South Korean President Yoon Suk-yeol has warned the government might step in to break up a nationwide strike by truckers, describing it as an illegal and unacceptable move to take the national supply chain “hostage” during an economic crisis.
Thousands of unionised truckers kicked off their second large strike seeking better pay and working conditions in less than six months on Thursday. The action is already disrupting supply chains across the world’s 10th-largest economy, affecting automakers, the cement industry and steel producers.
Union officials said there were no negotiations or dialogue ongoing with the government. The country’s transport ministry said it requested talks with the union on Thursday, but the parties have yet to agree on a date.
Union officials estimated about 25,000 people were joining the strike, out of about 420,000 transport workers in South Korea. The transport ministry said about 7,700 people were expected to rally for the strike on Friday in 164 locations nationwide, down from 9,600 people on Thursday.
“The public will not tolerate taking the logistics system hostage in the face of a national crisis,” Yoon said in a Facebook message late on Thursday, noting that exports were key to overcoming economic instability and financial market volatility.
“If the irresponsible denial of transport continues, the government will have no choice but to review a number of measures, including a work start order.”
According to South Korean law, the government may issue an order to force transport workers back to their jobs during any serious disruptions.
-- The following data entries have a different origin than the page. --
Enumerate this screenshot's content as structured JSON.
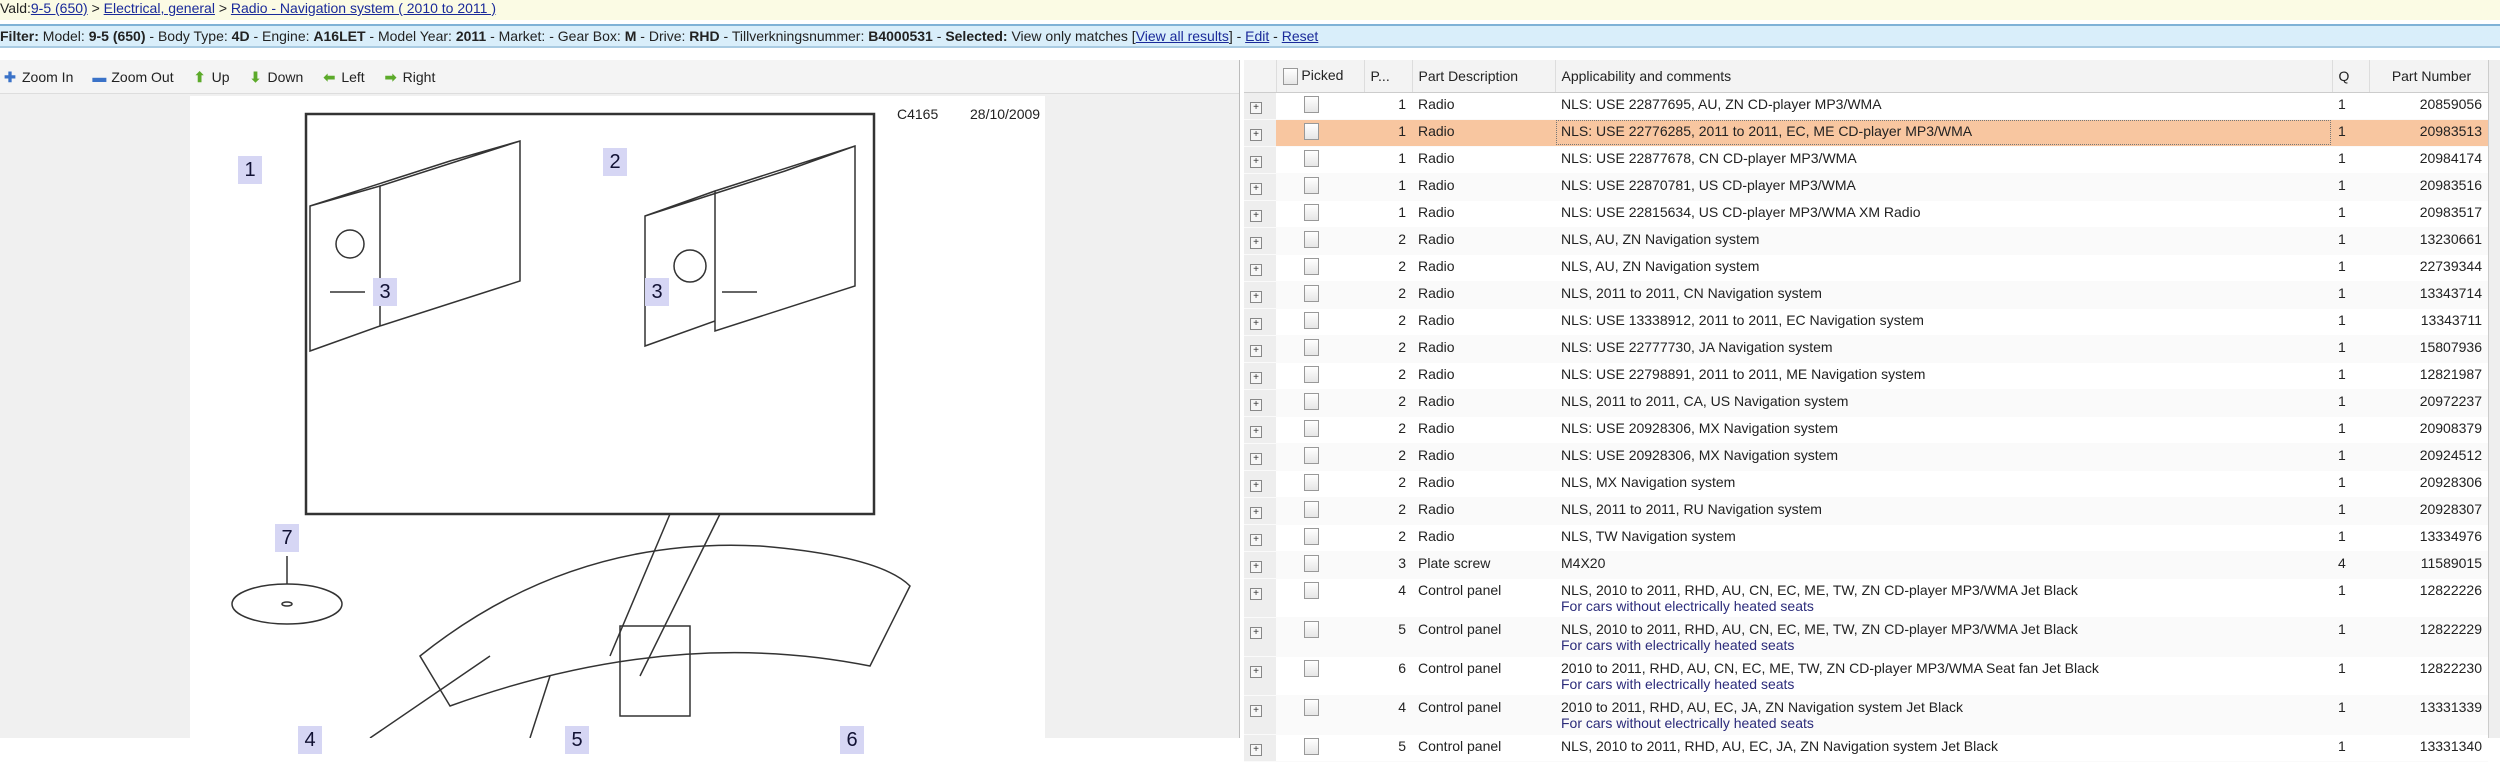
{
  "breadcrumb": {
    "prefix": "Vald:",
    "items": [
      "9-5 (650)",
      "Electrical, general",
      "Radio - Navigation system ( 2010 to 2011 )"
    ],
    "sep": " > "
  },
  "filter": {
    "label": "Filter:",
    "model_k": "Model:",
    "model": "9-5 (650)",
    "body_k": "Body Type:",
    "body": "4D",
    "engine_k": "Engine:",
    "engine": "A16LET",
    "year_k": "Model Year:",
    "year": "2011",
    "market_k": "Market:",
    "gear_k": "Gear Box:",
    "gear": "M",
    "drive_k": "Drive:",
    "drive": "RHD",
    "tvn_k": "Tillverkningsnummer:",
    "tvn": "B4000531",
    "sel_k": "Selected:",
    "sel": "View only matches",
    "view_all": "View all results",
    "edit": "Edit",
    "reset": "Reset"
  },
  "toolbar": {
    "zoom_in": "Zoom In",
    "zoom_out": "Zoom Out",
    "up": "Up",
    "down": "Down",
    "left": "Left",
    "right": "Right"
  },
  "diagram": {
    "code": "C4165",
    "date": "28/10/2009",
    "callouts": [
      "1",
      "2",
      "3",
      "3",
      "7",
      "4",
      "5",
      "6"
    ]
  },
  "table": {
    "headers": [
      "Picked",
      "P...",
      "Part Description",
      "Applicability and comments",
      "Q",
      "Part Number"
    ],
    "rows": [
      {
        "p": "1",
        "desc": "Radio",
        "app": "NLS: USE 22877695, AU, ZN CD-player MP3/WMA",
        "q": "1",
        "pn": "20859056"
      },
      {
        "p": "1",
        "desc": "Radio",
        "app": "NLS: USE 22776285, 2011 to 2011, EC, ME CD-player MP3/WMA",
        "q": "1",
        "pn": "20983513",
        "selected": true
      },
      {
        "p": "1",
        "desc": "Radio",
        "app": "NLS: USE 22877678, CN CD-player MP3/WMA",
        "q": "1",
        "pn": "20984174"
      },
      {
        "p": "1",
        "desc": "Radio",
        "app": "NLS: USE 22870781, US CD-player MP3/WMA",
        "q": "1",
        "pn": "20983516"
      },
      {
        "p": "1",
        "desc": "Radio",
        "app": "NLS: USE 22815634, US CD-player MP3/WMA XM Radio",
        "q": "1",
        "pn": "20983517"
      },
      {
        "p": "2",
        "desc": "Radio",
        "app": "NLS, AU, ZN Navigation system",
        "q": "1",
        "pn": "13230661"
      },
      {
        "p": "2",
        "desc": "Radio",
        "app": "NLS, AU, ZN Navigation system",
        "q": "1",
        "pn": "22739344"
      },
      {
        "p": "2",
        "desc": "Radio",
        "app": "NLS, 2011 to 2011, CN Navigation system",
        "q": "1",
        "pn": "13343714"
      },
      {
        "p": "2",
        "desc": "Radio",
        "app": "NLS: USE 13338912, 2011 to 2011, EC Navigation system",
        "q": "1",
        "pn": "13343711"
      },
      {
        "p": "2",
        "desc": "Radio",
        "app": "NLS: USE 22777730, JA Navigation system",
        "q": "1",
        "pn": "15807936"
      },
      {
        "p": "2",
        "desc": "Radio",
        "app": "NLS: USE 22798891, 2011 to 2011, ME Navigation system",
        "q": "1",
        "pn": "12821987"
      },
      {
        "p": "2",
        "desc": "Radio",
        "app": "NLS, 2011 to 2011, CA, US Navigation system",
        "q": "1",
        "pn": "20972237"
      },
      {
        "p": "2",
        "desc": "Radio",
        "app": "NLS: USE 20928306, MX Navigation system",
        "q": "1",
        "pn": "20908379"
      },
      {
        "p": "2",
        "desc": "Radio",
        "app": "NLS: USE 20928306, MX Navigation system",
        "q": "1",
        "pn": "20924512"
      },
      {
        "p": "2",
        "desc": "Radio",
        "app": "NLS, MX Navigation system",
        "q": "1",
        "pn": "20928306"
      },
      {
        "p": "2",
        "desc": "Radio",
        "app": "NLS, 2011 to 2011, RU Navigation system",
        "q": "1",
        "pn": "20928307"
      },
      {
        "p": "2",
        "desc": "Radio",
        "app": "NLS, TW Navigation system",
        "q": "1",
        "pn": "13334976"
      },
      {
        "p": "3",
        "desc": "Plate screw",
        "app": "M4X20",
        "q": "4",
        "pn": "11589015"
      },
      {
        "p": "4",
        "desc": "Control panel",
        "app": "NLS, 2010 to 2011, RHD, AU, CN, EC, ME, TW, ZN CD-player MP3/WMA Jet Black",
        "comment": "For cars without electrically heated seats",
        "q": "1",
        "pn": "12822226"
      },
      {
        "p": "5",
        "desc": "Control panel",
        "app": "NLS, 2010 to 2011, RHD, AU, CN, EC, ME, TW, ZN CD-player MP3/WMA Jet Black",
        "comment": "For cars with electrically heated seats",
        "q": "1",
        "pn": "12822229"
      },
      {
        "p": "6",
        "desc": "Control panel",
        "app": "2010 to 2011, RHD, AU, CN, EC, ME, TW, ZN CD-player MP3/WMA Seat fan Jet Black",
        "comment": "For cars with electrically heated seats",
        "q": "1",
        "pn": "12822230"
      },
      {
        "p": "4",
        "desc": "Control panel",
        "app": "2010 to 2011, RHD, AU, EC, JA, ZN Navigation system Jet Black",
        "comment": "For cars without electrically heated seats",
        "q": "1",
        "pn": "13331339"
      },
      {
        "p": "5",
        "desc": "Control panel",
        "app": "NLS, 2010 to 2011, RHD, AU, EC, JA, ZN Navigation system Jet Black",
        "q": "1",
        "pn": "13331340"
      }
    ]
  }
}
Failure to comply is punishable by up to three years of jail, or a fine of up to 30 million won ($22,550).
It would be the first time in South Korean history that such an order is issued if the government chooses to do so. Transport Minister Won Hee-ryong told reporters on Thursday that the ministry has already begun the groundwork for issuing the order.
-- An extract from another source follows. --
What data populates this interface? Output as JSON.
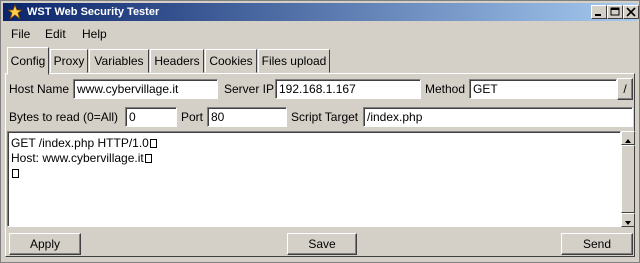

The strike comes after South Korea saw October exports fall the most in 26 months as its trade deficit persisted for a seventh month, underlining the slowdown in its export-driven economy.
Amid the economic gloom, Yoon’s approval rating remained mostly flat for the fifth week at 30 percent, according to Gallup Korea on Friday, although his focus on economic affairs received a positive response.
The head of the Cargo Truckers Solidarity Union (CTSU), Lee Bong-ju, said the truckers had no choice but to strike after the…